Data for review Block Start

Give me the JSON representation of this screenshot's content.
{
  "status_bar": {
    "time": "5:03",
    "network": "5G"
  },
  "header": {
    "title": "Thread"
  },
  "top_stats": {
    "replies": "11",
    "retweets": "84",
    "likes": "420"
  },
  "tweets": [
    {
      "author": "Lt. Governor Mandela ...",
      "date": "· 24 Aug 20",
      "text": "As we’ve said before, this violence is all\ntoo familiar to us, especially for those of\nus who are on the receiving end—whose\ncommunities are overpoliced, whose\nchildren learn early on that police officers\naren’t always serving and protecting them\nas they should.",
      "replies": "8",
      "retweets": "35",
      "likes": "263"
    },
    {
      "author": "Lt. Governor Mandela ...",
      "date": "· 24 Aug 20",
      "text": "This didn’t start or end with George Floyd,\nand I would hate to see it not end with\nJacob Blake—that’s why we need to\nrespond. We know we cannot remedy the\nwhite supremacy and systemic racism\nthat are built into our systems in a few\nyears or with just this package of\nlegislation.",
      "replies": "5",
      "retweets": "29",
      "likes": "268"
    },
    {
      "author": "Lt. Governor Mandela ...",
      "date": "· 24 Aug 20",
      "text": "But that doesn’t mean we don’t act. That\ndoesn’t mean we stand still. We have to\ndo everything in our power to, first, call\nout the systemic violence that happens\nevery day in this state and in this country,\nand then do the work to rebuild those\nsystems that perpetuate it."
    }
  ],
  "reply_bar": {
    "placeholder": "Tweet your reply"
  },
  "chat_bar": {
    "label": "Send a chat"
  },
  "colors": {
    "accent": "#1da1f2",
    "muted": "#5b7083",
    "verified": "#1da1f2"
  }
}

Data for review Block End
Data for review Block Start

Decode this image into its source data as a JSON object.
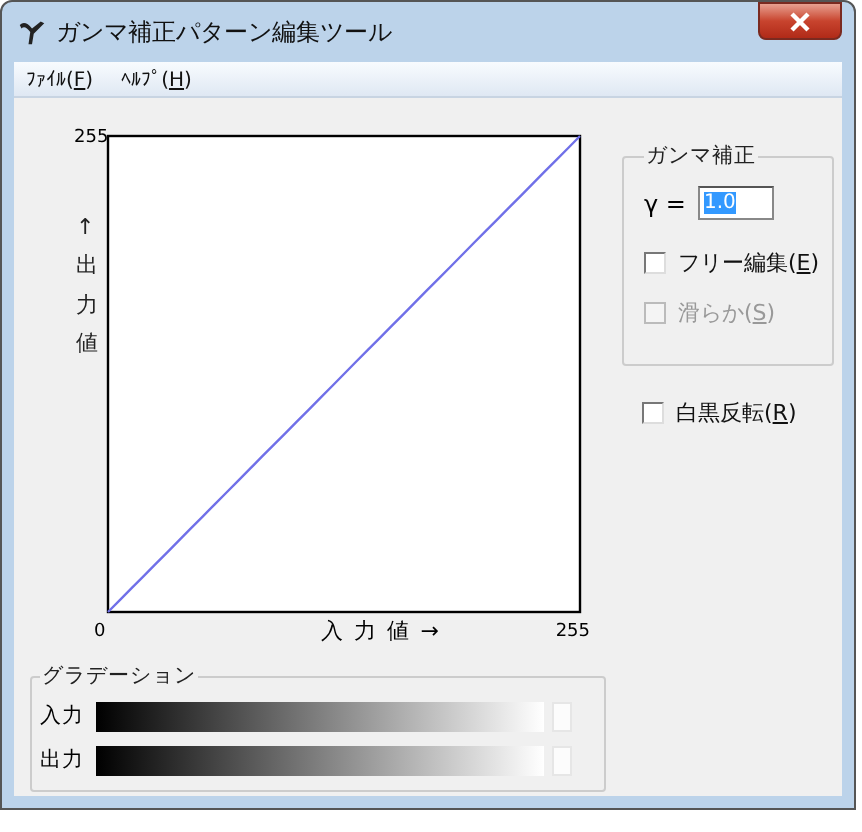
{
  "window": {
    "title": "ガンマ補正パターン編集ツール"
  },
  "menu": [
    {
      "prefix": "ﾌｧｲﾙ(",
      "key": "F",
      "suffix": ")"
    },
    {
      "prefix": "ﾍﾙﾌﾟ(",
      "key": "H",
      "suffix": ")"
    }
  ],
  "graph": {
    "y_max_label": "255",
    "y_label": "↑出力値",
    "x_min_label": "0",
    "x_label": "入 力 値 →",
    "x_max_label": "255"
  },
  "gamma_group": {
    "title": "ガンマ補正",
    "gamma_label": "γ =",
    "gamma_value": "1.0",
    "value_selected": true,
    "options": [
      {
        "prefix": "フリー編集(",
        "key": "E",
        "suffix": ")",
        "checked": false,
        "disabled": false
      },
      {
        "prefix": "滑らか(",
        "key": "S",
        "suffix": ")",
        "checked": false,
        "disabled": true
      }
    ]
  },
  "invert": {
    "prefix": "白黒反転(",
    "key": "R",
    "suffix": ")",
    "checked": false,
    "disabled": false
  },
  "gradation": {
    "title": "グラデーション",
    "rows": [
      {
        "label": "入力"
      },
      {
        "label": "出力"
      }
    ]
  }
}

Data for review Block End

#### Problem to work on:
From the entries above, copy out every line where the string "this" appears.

#### Solution:
Give me the JSON representation of this screenshot's content.
      "text": "As we’ve said before, this violence is all\ntoo familiar to us, especially for those of\nus who are on the receiving end—whose\ncommunities are overpoliced, whose\nchildren learn early on that police officers\naren’t always serving and protecting them\nas they should.",
      "text": "This didn’t start or end with George Floyd,\nand I would hate to see it not end with\nJacob Blake—that’s why we need to\nrespond. We know we cannot remedy the\nwhite supremacy and systemic racism\nthat are built into our systems in a few\nyears or with just this package of\nlegislation.",
      "text": "But that doesn’t mean we don’t act. That\ndoesn’t mean we stand still. We have to\ndo everything in our power to, first, call\nout the systemic violence that happens\nevery day in this state and in this country,\nand then do the work to rebuild those\nsystems that perpetuate it."
Decode this image into its source data as a JSON object.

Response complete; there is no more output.